Township denies Toll Brothers' massive development proposal near Brandywine Battlefield

Horsham-based developer's plan calls for 317 homes on Chester County land connected to Revolutionary War battle

Development Preservation
Crebilly Farm Tom Maher/For PhillyVoice

This photo posted to the Neighbors for Crebilly Farm Facebook page shows the farm from a distance. Opponents to a plan by developer Toll Brothers to build homes on the farm site say Hessian soldiers marched across the farmstead in 1777 before fighting – the first skirmishes of the Battle of the Brandywine – broke out there.

A Chester County township voted down a builder's proposal on Thursday night to build a large housing development on a piece of land some say played a role in a Revolutionary War battle.

Westtown Township supervisors unanimously denied Toll Brothers' application to build a 317-unit housing development on Crebilly Farm, a 322-acre parcel that sits just north of the main Brandywine Battlefield.
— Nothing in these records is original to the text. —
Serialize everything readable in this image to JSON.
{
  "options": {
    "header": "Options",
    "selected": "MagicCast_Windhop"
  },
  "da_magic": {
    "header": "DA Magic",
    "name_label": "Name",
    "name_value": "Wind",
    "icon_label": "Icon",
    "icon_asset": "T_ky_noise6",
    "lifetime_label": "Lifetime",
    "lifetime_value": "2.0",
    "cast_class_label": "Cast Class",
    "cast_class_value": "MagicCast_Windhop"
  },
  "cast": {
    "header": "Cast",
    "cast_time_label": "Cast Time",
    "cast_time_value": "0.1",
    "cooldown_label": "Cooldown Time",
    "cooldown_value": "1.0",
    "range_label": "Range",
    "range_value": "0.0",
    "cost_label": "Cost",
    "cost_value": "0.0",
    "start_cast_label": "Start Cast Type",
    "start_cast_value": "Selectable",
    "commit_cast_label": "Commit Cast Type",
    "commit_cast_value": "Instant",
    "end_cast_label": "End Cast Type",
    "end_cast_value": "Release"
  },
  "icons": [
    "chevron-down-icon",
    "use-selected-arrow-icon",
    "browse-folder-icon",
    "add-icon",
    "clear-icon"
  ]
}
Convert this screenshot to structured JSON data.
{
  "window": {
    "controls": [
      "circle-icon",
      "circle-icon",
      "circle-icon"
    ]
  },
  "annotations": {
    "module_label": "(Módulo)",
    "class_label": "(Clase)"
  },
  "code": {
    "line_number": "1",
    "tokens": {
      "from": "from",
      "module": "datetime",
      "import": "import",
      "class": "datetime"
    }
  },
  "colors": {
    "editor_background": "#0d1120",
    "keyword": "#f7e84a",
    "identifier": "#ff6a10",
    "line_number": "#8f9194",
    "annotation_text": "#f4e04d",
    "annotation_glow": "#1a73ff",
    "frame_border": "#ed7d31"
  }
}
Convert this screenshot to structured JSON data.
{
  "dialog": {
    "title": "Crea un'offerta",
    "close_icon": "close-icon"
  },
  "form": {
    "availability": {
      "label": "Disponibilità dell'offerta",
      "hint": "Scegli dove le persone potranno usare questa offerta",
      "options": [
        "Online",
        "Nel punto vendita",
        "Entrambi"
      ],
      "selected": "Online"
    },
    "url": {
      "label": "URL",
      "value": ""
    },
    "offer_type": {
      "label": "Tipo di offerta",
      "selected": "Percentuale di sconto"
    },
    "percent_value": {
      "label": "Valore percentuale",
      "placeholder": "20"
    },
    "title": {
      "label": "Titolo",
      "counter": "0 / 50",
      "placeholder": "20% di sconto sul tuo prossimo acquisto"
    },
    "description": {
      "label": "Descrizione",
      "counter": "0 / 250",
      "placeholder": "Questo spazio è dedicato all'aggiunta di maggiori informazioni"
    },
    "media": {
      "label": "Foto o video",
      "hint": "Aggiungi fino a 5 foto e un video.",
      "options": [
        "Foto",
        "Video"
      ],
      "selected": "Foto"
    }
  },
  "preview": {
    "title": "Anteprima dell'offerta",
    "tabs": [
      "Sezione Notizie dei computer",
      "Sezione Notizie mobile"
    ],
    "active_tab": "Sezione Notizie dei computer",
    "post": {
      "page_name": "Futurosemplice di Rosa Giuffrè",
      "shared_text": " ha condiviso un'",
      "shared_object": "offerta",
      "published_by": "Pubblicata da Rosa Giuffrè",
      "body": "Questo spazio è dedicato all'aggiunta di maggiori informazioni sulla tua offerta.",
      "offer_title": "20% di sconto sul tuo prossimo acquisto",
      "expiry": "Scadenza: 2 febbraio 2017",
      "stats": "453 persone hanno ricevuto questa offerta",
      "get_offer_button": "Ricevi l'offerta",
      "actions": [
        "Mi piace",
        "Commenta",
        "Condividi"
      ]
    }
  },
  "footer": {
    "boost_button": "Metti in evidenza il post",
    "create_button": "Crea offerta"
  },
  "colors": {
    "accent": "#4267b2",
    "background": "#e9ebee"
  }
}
The plans call for a mix of single-family homes and townhouses. Toll, the Horsham-based developer seeking to realize another controversial proposal to build a residential tower in Philadelphia's Jewelers Row diamond district, had said it would keep about 60 percent of the land open if it were to build on the farm.

But the proposal drew strong opposition from those who wanted the land preserved, citing its ties to the Battle of the Brandywine. The battle's first skirmishes broke out on what is now Crebilly Farm on the morning of Sept. 11, 1777, they say.

A grassroots group that fought the proposal, Neighbors for Crebilly, lauded the decision in a statement on Friday.

"Kudos to the supervisors for standing up to Toll and protecting our history, our environment, and our quality of life," the group said.

For about a year, the application had been a matter of heated local debate in various board of supervisors and planning commission meetings. The three supervisors met in executive sessions on Dec. 5, Dec. 14, Dec. 18 and before Thursday's meeting before handing down its decision, the Daily Local News reported.

The board is expected to issue a written account of why it rejected the plan within 45 days of the vote.

The township's planning commission approved the application earlier this year, but it added 50 conditions that included moving a tavern away from Route 202, preserving all buildings on the property, keeping designated open space and building new roads.

Toll has not said whether it plans to appeal the decision.